His philosophy in decorating was to enhance the personality of the owner rather than himself and his rooms were noted for being elegant but understated, very much in 18th-century country-house taste, with an accent on simplicity. It was his aim to make a home to be lived in rather than to create a showroom.
Ford was born in 1925. Having served in the Second World War in the RAF as a volunteer reserve he studied decoration and decorative arts at the Southern College of Art, Bournemouth. As a member of a repertory company he was fascinated by stage decor, but his career in the field of interior design started at the London department store Waring and Gillow, as an assistant in the interior decorating department. When he realised he was making little progress, he approached Stefan Boudin of Jensen, the leading decorators in Paris, under whom he studied before he was eventually put in charge of their London office in George Street.
After a brief period in Nassau, he became a partner to Oswin Bateman Brown in the firm of Lenygon and Morant in London, first in Burlington Gardens, then in Grosvenor Square.
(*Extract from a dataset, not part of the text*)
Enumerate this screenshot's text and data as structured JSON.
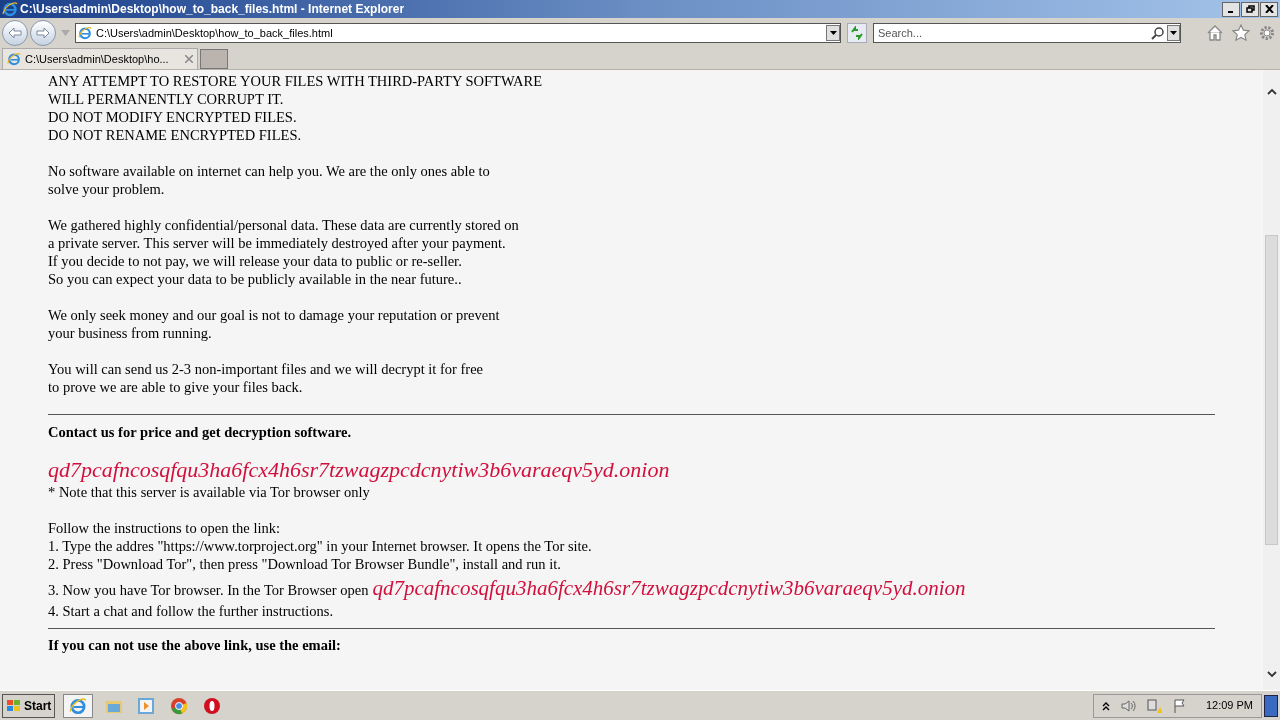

The Queen Mother appointed him her Decorator in 1974, giving him a Royal Warrant. Amongst his other clients were the Duke of Marlborough at Blenheim, Mrs Harry Oppenheimer, Lord McAlpine of West Green (for whom he worked in Australia) and the Dorchester Hotel in London before its most recent refurbishment.
The firm now survives under the name of Oliver Ford, with its subsidiary Howard Chairs. The van bearing Oliver Ford's name can frequently be seen making deliveries throughout London and could sometimes be spotted at Paddington railway station collecting him on his arrival from Chippenham, near where he lived at Bewley Court, adjacent to Lacock village. His home, which has stood for nearly 600 years, was renovated and loved by him and included its own chapel together with more than 12 individual gardens which he created in his grounds. Ford has no heirs and has left Bewley Court, its contents and gardens, to 'The Oliver Ford Charitable Trust' to be opened to the public for their enjoyment in perpetuity, with all proceeds going to the mentally handicapped.
Noted for his modesty, his charm and keen humour, Ford recently said in a House & Garden interview: 'I have done nothing to the house at all, it was always beautiful and, quite honestly, if you were to take out all my tat, it would be even more beautiful.'
One of his well-known dislikes was decorating a room where there was a grand piano. He said he hoped one day to see such apartments in Grosvenor Square with the backs of their grand pianos stuck out through the walls - like air conditioning units in New York. More seriously he said, 'The most important thing is to work well with a client. I have never worked for anyone who has asked me to decorate for them rather than with them.'